A feverish week of central bank activity around the globe has left markets at extremes.
Currency prices were rattled after Japan intervened in the foreign exchange market to buy yen for the first time since 1998.
The yen surged against the dollar after the intervention. Some analysts were skeptical the battered currency would stay strong given the loose monetary policy by the Bank of Japan contrasted with hawkish moves this week by the Federal Reserve and other central banks. The dollar index, which measures the greenback against a basket of currencies, weakened modestly on Thursday, but was not far from its 20-year high.
Wednesday's actions by the Fed continued to reverberate. The U.S. central bank raised rates by 75 basis points for a third straight meeting and Chair Jerome Powell was blunt about the "pain" to come as policymakers commit to taming four-decade-high inflation.

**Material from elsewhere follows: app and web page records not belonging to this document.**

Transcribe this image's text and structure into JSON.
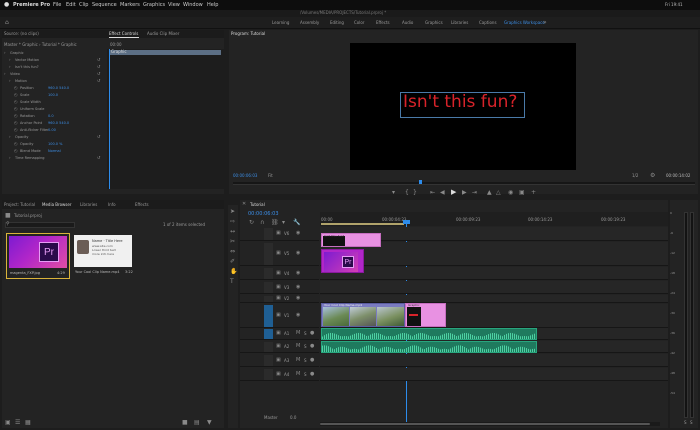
{
  "menubar": {
    "app_name": "Premiere Pro",
    "items": [
      "File",
      "Edit",
      "Clip",
      "Sequence",
      "Markers",
      "Graphics",
      "View",
      "Window",
      "Help"
    ],
    "status": "Fri 19:41"
  },
  "title_bar": {
    "path": "/Volumes/MEDIA/PROJECTS/Tutorial.prproj *"
  },
  "workspaces": [
    "Learning",
    "Assembly",
    "Editing",
    "Color",
    "Effects",
    "Audio",
    "Graphics",
    "Libraries",
    "Captions",
    "Graphics Workspace"
  ],
  "source_tabs": [
    "Source: (no clips)",
    "Effect Controls",
    "Audio Clip Mixer"
  ],
  "effect_controls": {
    "header": "Master * Graphic  ›  Tutorial * Graphic",
    "ruler_time": "00:00",
    "clip_bar": "Graphic",
    "rows": [
      {
        "label": "Graphic",
        "indent": 0,
        "value": ""
      },
      {
        "label": "Vector Motion",
        "indent": 1,
        "value": ""
      },
      {
        "label": "Isn't this fun?",
        "indent": 1,
        "value": ""
      },
      {
        "label": "Video",
        "indent": 0,
        "value": ""
      },
      {
        "label": "Motion",
        "indent": 1,
        "value": ""
      },
      {
        "label": "Position",
        "indent": 2,
        "value": "960.0   540.0"
      },
      {
        "label": "Scale",
        "indent": 2,
        "value": "100.0"
      },
      {
        "label": "Scale Width",
        "indent": 2,
        "value": ""
      },
      {
        "label": "Uniform Scale",
        "indent": 2,
        "value": ""
      },
      {
        "label": "Rotation",
        "indent": 2,
        "value": "0.0"
      },
      {
        "label": "Anchor Point",
        "indent": 2,
        "value": "960.0   540.0"
      },
      {
        "label": "Anti-flicker Filter",
        "indent": 2,
        "value": "0.00"
      },
      {
        "label": "Opacity",
        "indent": 1,
        "value": ""
      },
      {
        "label": "Opacity",
        "indent": 2,
        "value": "100.0 %"
      },
      {
        "label": "Blend Mode",
        "indent": 2,
        "value": "Normal"
      },
      {
        "label": "Time Remapping",
        "indent": 1,
        "value": ""
      }
    ],
    "timecode": "00:00:06:03"
  },
  "program": {
    "tab": "Program: Tutorial",
    "overlay_text": "Isn't this fun?",
    "timecode": "00:00:06:03",
    "fit": "Fit",
    "quality": "1/2",
    "duration": "00:00:14:02"
  },
  "project": {
    "tabs": [
      "Project: Tutorial",
      "Media Browser",
      "Libraries",
      "Info",
      "Effects"
    ],
    "bin": "Tutorial.prproj",
    "count": "1 of 2 items selected",
    "items": [
      {
        "name": "magenta_FXP.jpg",
        "duration": "4:29"
      },
      {
        "name": "Your Cool Clip Name.mp4",
        "duration": "3:22"
      }
    ],
    "thumb_text_lines": [
      "Name · Title Here",
      "www.site.com",
      "Lower third text",
      "more info here"
    ]
  },
  "timeline": {
    "tab": "Tutorial",
    "timecode": "00:00:06:03",
    "ruler": [
      "00:00",
      "00:00:04:23",
      "00:00:09:23",
      "00:00:14:23",
      "00:00:19:23"
    ],
    "v_tracks": [
      "V6",
      "V5",
      "V4",
      "V3",
      "V2",
      "V1"
    ],
    "a_tracks": [
      "A1",
      "A2",
      "A3",
      "A4"
    ],
    "master": "Master",
    "master_val": "0.0",
    "clips": {
      "title_clip": "Isn't this fun?",
      "image_clip": "magenta_FXP.jpg",
      "video_clip": "Your Cool Clip Name.mp4",
      "gfx_clip": "Graphic"
    }
  },
  "meter_scale": [
    "0",
    "-6",
    "-12",
    "-18",
    "-24",
    "-30",
    "-36",
    "-42",
    "-48",
    "-54"
  ],
  "colors": {
    "accent": "#2d8ceb",
    "overlay_text": "#d8232a",
    "clip_pink": "#e891e2",
    "clip_magenta": "#b126c9",
    "audio_green": "#28a57e"
  }
}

Yields on U.S. government debt ascended new peaks on Thursday. Yields on the two-year U.S. Treasury note hit their highest since 2007 and those on the benchmark 10-year reached their highest since 2011. The curve between those two maturities inverted to their most inverted level since at least 2000, indicating rising concerns about an impending recession.
The prospect of a downturn weighed on equities. MSCI's gauge of stocks across the globe touched its lowest point since November 2020 during the session.

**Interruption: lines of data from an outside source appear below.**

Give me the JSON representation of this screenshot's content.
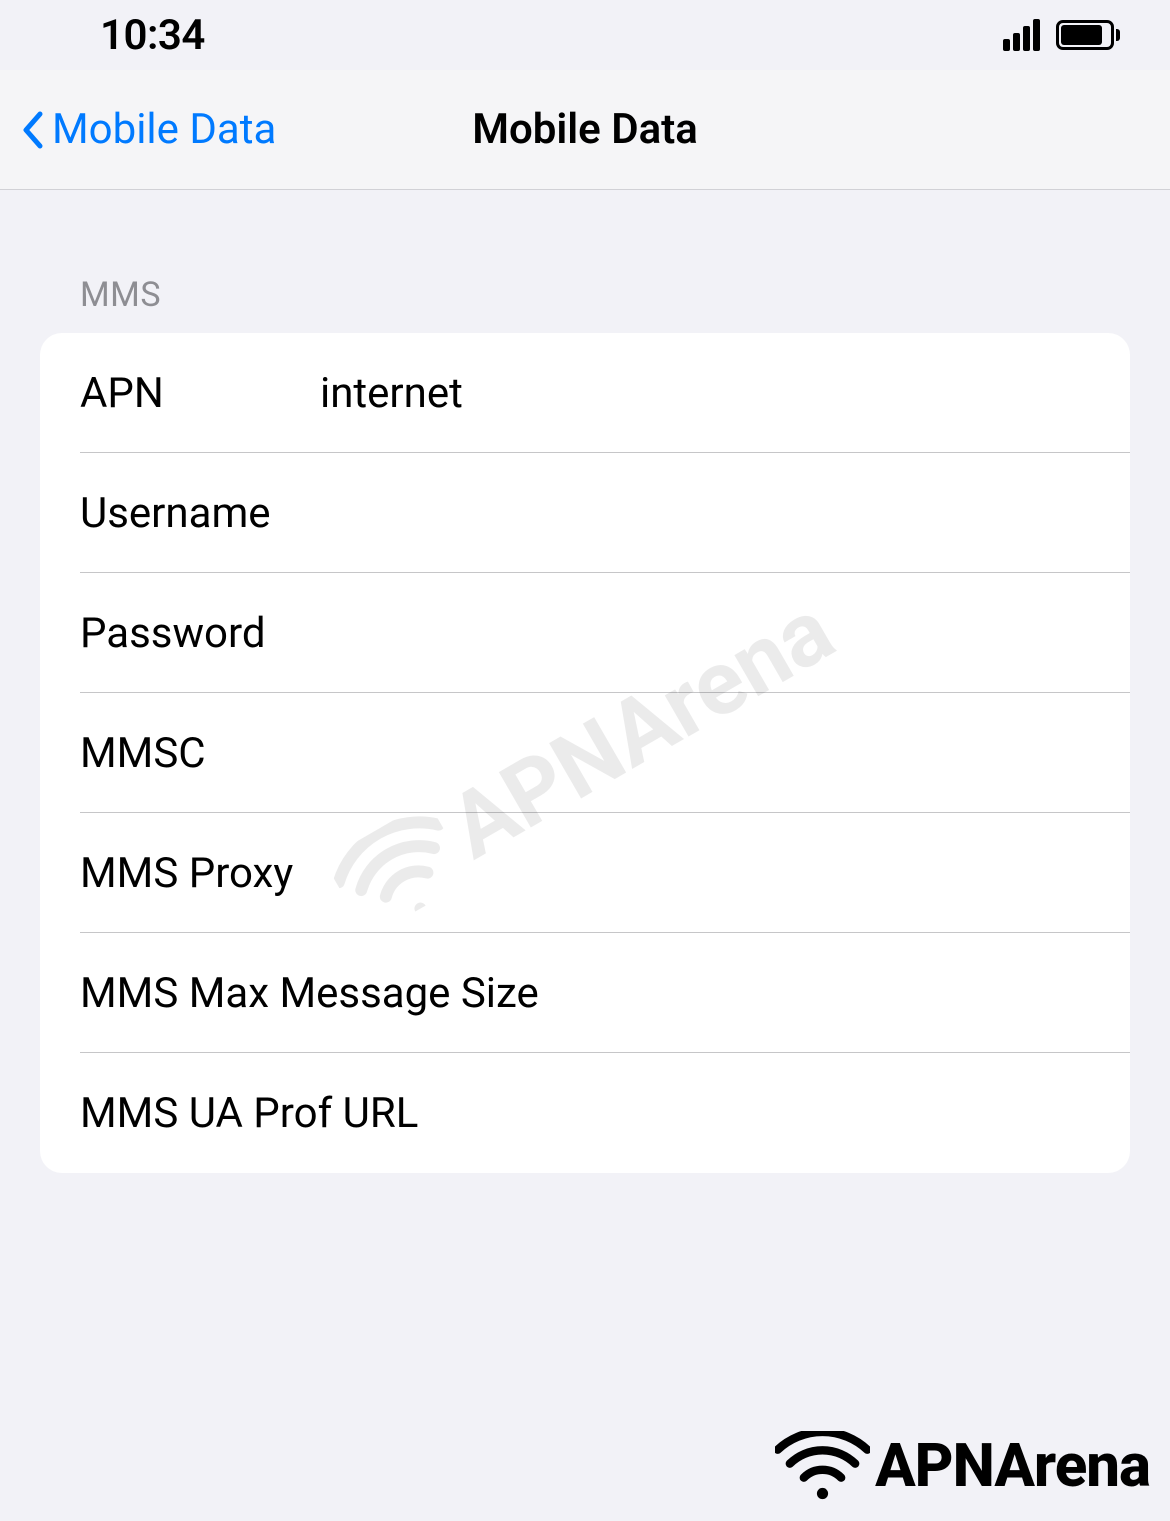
{
  "statusBar": {
    "time": "10:34"
  },
  "navBar": {
    "backLabel": "Mobile Data",
    "title": "Mobile Data"
  },
  "section": {
    "header": "MMS",
    "rows": [
      {
        "label": "APN",
        "value": "internet"
      },
      {
        "label": "Username",
        "value": ""
      },
      {
        "label": "Password",
        "value": ""
      },
      {
        "label": "MMSC",
        "value": ""
      },
      {
        "label": "MMS Proxy",
        "value": ""
      },
      {
        "label": "MMS Max Message Size",
        "value": ""
      },
      {
        "label": "MMS UA Prof URL",
        "value": ""
      }
    ]
  },
  "brand": {
    "name": "APNArena"
  }
}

Investors might be excused for wanting to take a breath on Friday, but further digestion of the week's central bank action along with inflation data in Asia and economic readings in Europe could beget more volatility.
Key developments that could provide more direction to markets on Friday:
Malaysia, Singapore CPI data
Taiwan industrial production
Euro zone PMIs
Fed Chair Powell gives remarks before "Fed Listens: Transitioning to the Post-pandemic Economy" event
(Reporting by Lewis Krauskopf in New York; editing by Jonathan Oatis)